Introducing the subject, Thierry Pellet of the Berne Declaration pointed out that the world's 40,000 large dams have so far displaced at least 30 to 60 million people. "Experience shows that the human and environmental costs of such projects are consistently underestimated", Pellet warned. Yves Lador of the Earthjustice Legal Defense Fund maintained that the human rights and environmental problems of large dams are reinforcing each other. "In order to avoid massive violations of human rights, the affected people must be granted access to information and the right to participate in decision-making", Lador stated.
Arundhati Roy, who had visited the project area several times, denounced the serious resettlement problems of the Sardar Sarovar and Maheshwar dams on the Narmada river. "There are simply no land and no resources available for the dam oustees, and the people dispaced so far live in miserable conditions", the writer explained. "It is no coincidence that the majority of the dam-affected people are part of India's Adivasi population, who are marginalized in economic and political decision-making anyway. The 'temples of modern India', as former prime minister Nehru had called them, are thus built at the expense of the poorest social groups and their human rights", Arundhati Roy concluded.
Jharana Jhaveri described the experience of a mass demonstration against the Maheshwar dam in mid-January of this year. Around 1000 peaceful protesters, including Jhaveri and Roy, were arrested and imprisoned near the dam site. Pointing to the determined resistance of the affected population, the film director warned that "the Maheshwar and Sardar Sarovar dams can only be built by using force and violating human rights. This is why we support the call of the Narmada Bachao Andolan (Save the Narmada Movement) to halt further construction of these dams immediately."

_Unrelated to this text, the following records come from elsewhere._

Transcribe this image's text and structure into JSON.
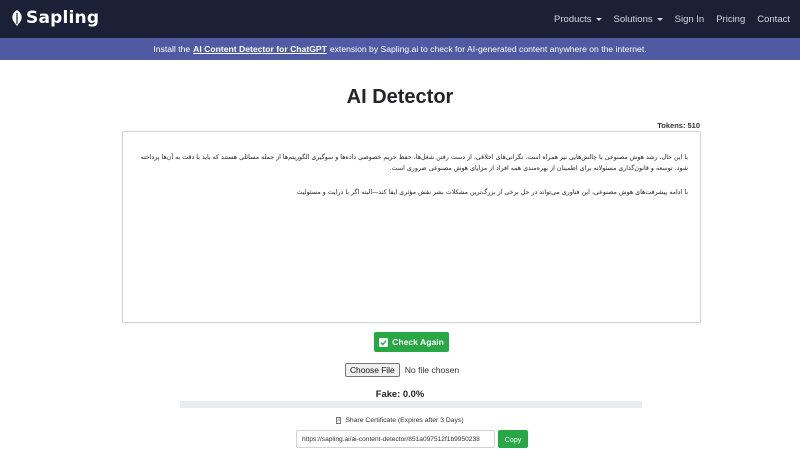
{
  "navbar": {
    "brand": "Sapling",
    "items": [
      {
        "label": "Products",
        "dropdown": true
      },
      {
        "label": "Solutions",
        "dropdown": true
      },
      {
        "label": "Sign In",
        "dropdown": false
      },
      {
        "label": "Pricing",
        "dropdown": false
      },
      {
        "label": "Contact",
        "dropdown": false
      }
    ]
  },
  "promo": {
    "prefix": "Install the",
    "link": "AI Content Detector for ChatGPT",
    "suffix": "extension by Sapling.ai to check for AI-generated content anywhere on the internet."
  },
  "main": {
    "title": "AI Detector",
    "tokens_label": "Tokens:",
    "tokens_value": "510",
    "editor_paragraphs": [
      "با این حال، رشد هوش مصنوعی با چالش‌هایی نیز همراه است. نگرانی‌های اخلاقی، از دست رفتن شغل‌ها، حفظ حریم خصوصی داده‌ها و سوگیری الگوریتم‌ها از جمله مسائلی هستند که باید با دقت به آن‌ها پرداخته شود. توسعه و قانون‌گذاری مسئولانه برای اطمینان از بهره‌مندی همه افراد از مزایای هوش مصنوعی ضروری است.",
      "با ادامه پیشرفت‌های هوش مصنوعی، این فناوری می‌تواند در حل برخی از بزرگ‌ترین مشکلات بشر نقش مؤثری ایفا کند—البته اگر با درایت و مسئولیت"
    ],
    "check_button": "Check Again",
    "file_button": "Choose File",
    "file_status": "No file chosen",
    "fake_label": "Fake: 0.0%",
    "fake_fraction": 0.0,
    "share_label": "Share Certificate (Expires after 3 Days)",
    "share_url": "https://sapling.ai/ai-content-detector/851a097512f1b9950238",
    "copy_button": "Copy"
  },
  "colors": {
    "navbar": "#1a2035",
    "promo": "#4f5aa2",
    "check_button": "#28a745",
    "progress_track": "#e9ecef"
  },
  "icons": [
    "sapling-logo-icon",
    "check-icon",
    "certificate-icon",
    "caret-down-icon"
  ]
}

The Narmada project entails the construction of 30 large, 135 medium-sized and 3000 small dams in India's Narmada Valley. More than 100,000 people have already been displaced due to the project, but have not been rehabilitated. If all dams were built, at least another 1 million people would need to be resettled. In 1995, India's Supreme Court ruled that construction of the controversial Sardar Sarovar dam be suspended. The Court allowed the construction of another 5 meters in 1999; a decision on further construction is still pending. Arundhati Roy, author of "The God of Small Things" and winner of the renowned Booker Prize in 1997, became involved in the struggle against the Narmada dams in spring 1999. After visiting the project area, she published a passionate essay on the Narmada experience under the title of "The Greater Common Good". Jharana Jhaveri in 1997 directed and produced the film "Kaise Jeebo Re!" ("How do I survive, my friend?") describing the struggle against the Narmada projects.Arundhati Roy and Jharana Jhaveri are presently visiting Switzerland, and are scheduled to appear at public events in Geneva and Basel. The Swedish-Swiss company ABB is involved in the Maheshwar dam. The Berne Declaration supports the struggle of the Save the Narmada Movement, and is campaigning against foreign funding for the Maheshwar and other Narmada dams.